Instructions to follow - Copy every line of the entries that has the string "chevron" in it.

::::

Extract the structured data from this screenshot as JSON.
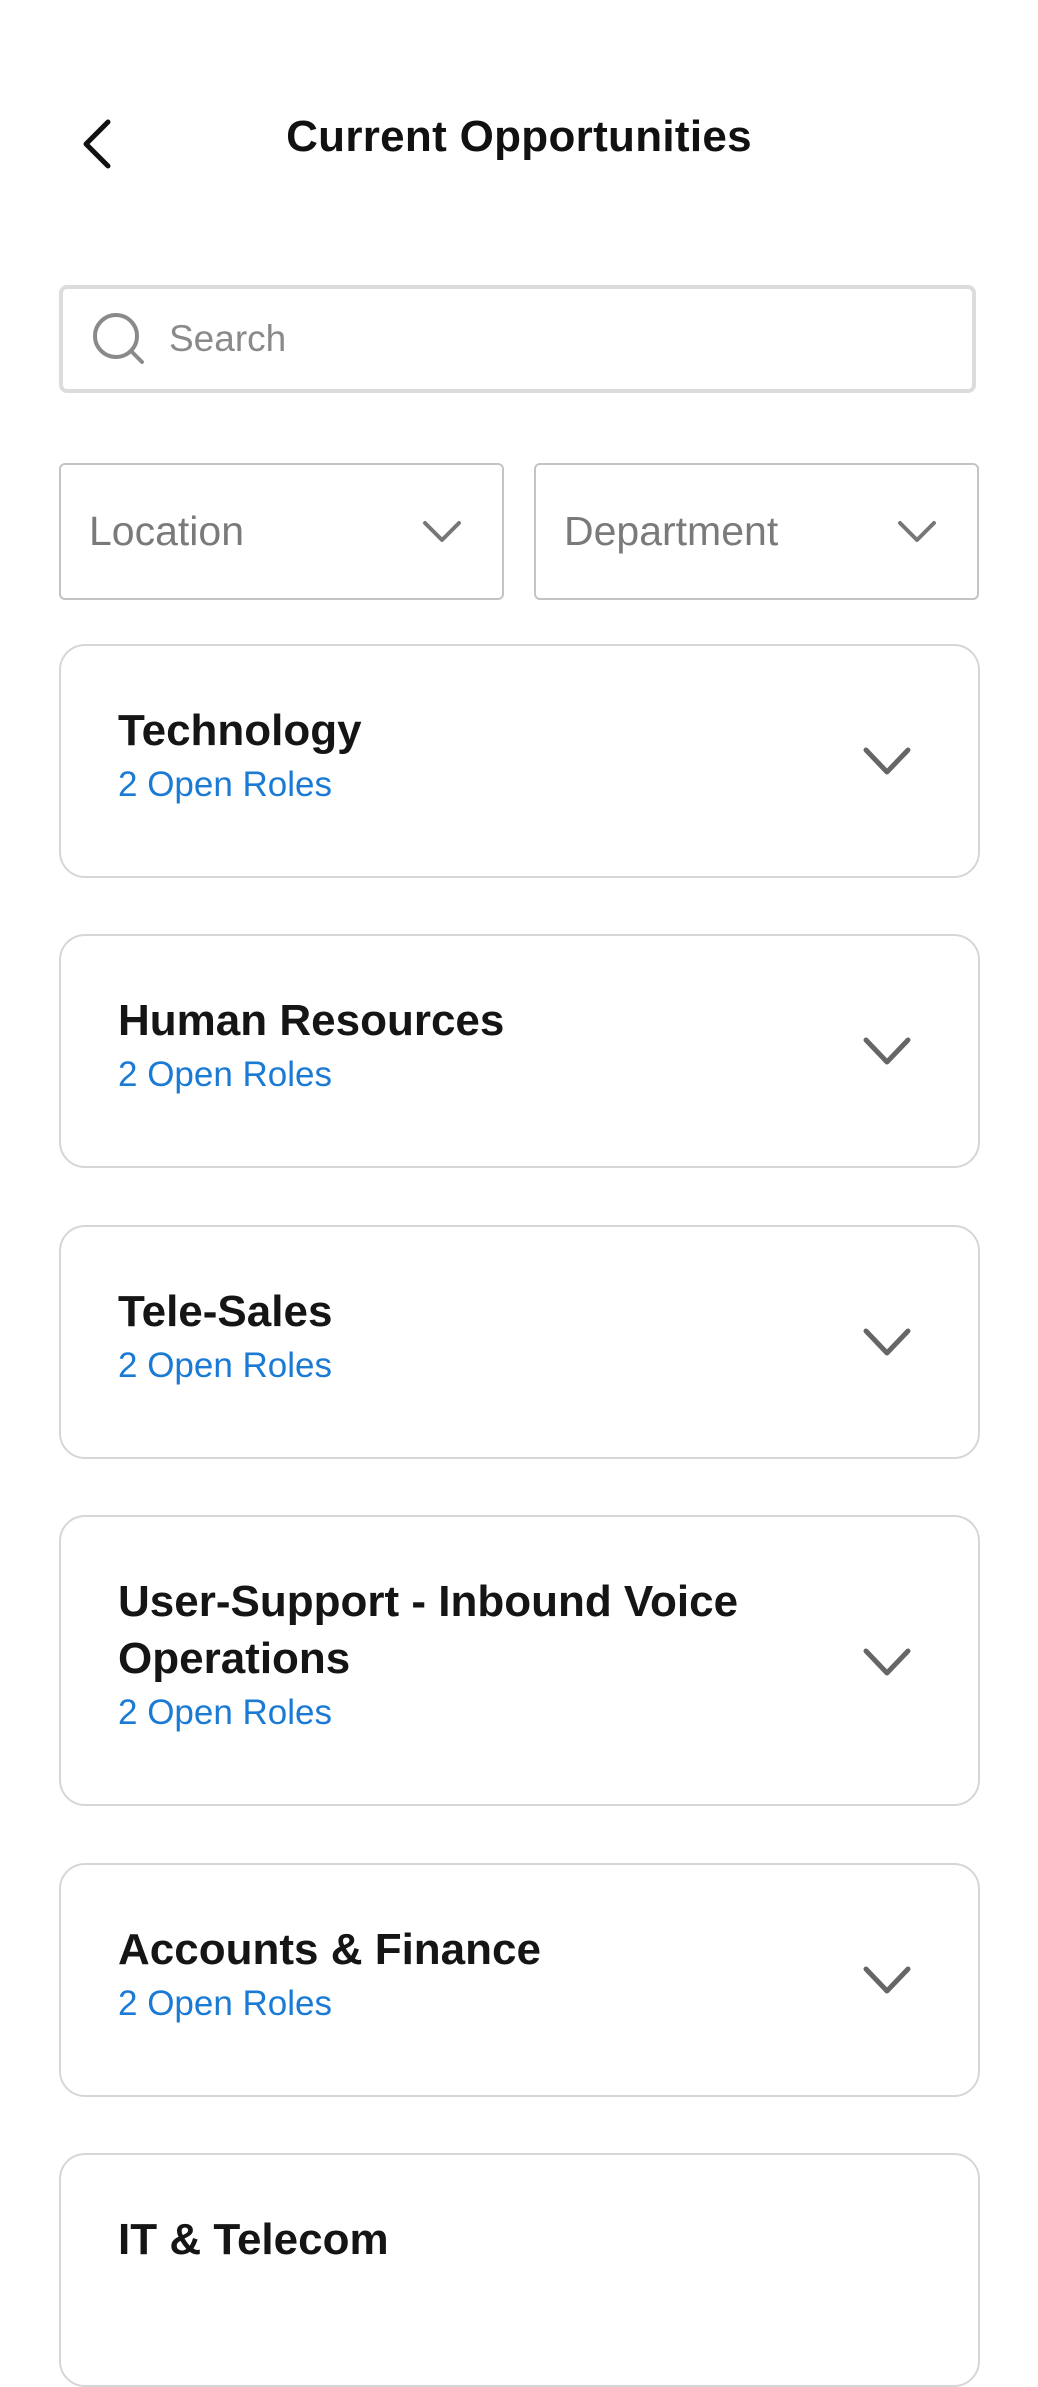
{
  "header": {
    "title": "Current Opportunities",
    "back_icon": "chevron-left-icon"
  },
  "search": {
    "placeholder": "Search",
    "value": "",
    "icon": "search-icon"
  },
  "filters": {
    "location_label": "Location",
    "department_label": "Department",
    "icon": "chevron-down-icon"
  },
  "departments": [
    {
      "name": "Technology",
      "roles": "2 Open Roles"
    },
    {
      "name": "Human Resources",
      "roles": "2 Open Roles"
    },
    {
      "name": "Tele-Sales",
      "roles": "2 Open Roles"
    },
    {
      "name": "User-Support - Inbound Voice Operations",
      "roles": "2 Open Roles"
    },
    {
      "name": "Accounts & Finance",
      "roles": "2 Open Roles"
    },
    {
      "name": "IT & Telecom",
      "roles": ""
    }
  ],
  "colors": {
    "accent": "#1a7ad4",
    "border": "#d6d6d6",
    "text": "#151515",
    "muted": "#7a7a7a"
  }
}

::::

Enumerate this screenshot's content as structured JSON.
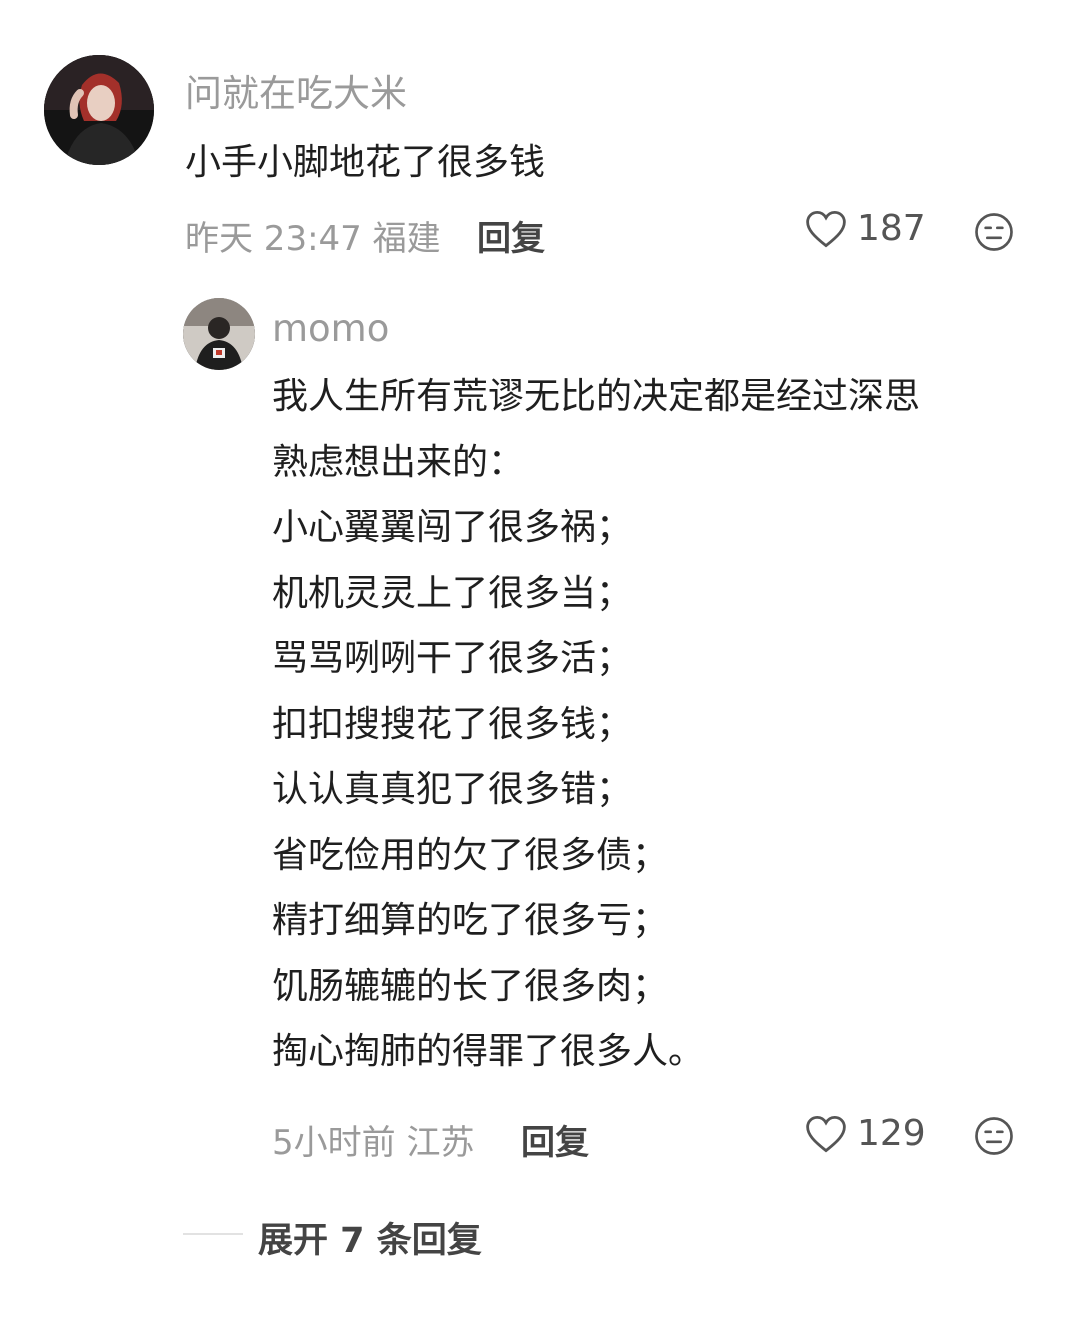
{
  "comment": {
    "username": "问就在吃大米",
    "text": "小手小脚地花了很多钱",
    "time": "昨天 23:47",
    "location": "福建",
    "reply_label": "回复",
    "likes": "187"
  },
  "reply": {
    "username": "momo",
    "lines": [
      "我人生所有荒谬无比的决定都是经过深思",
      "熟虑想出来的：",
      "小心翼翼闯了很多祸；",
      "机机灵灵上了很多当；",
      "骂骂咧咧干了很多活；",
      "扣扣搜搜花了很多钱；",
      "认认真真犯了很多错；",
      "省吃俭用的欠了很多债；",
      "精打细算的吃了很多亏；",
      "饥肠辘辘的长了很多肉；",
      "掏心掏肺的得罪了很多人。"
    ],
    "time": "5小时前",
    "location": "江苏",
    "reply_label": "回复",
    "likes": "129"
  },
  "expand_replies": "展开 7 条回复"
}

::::

Your response -
    "back_icon": "chevron-left-icon"
    "icon": "chevron-down-icon"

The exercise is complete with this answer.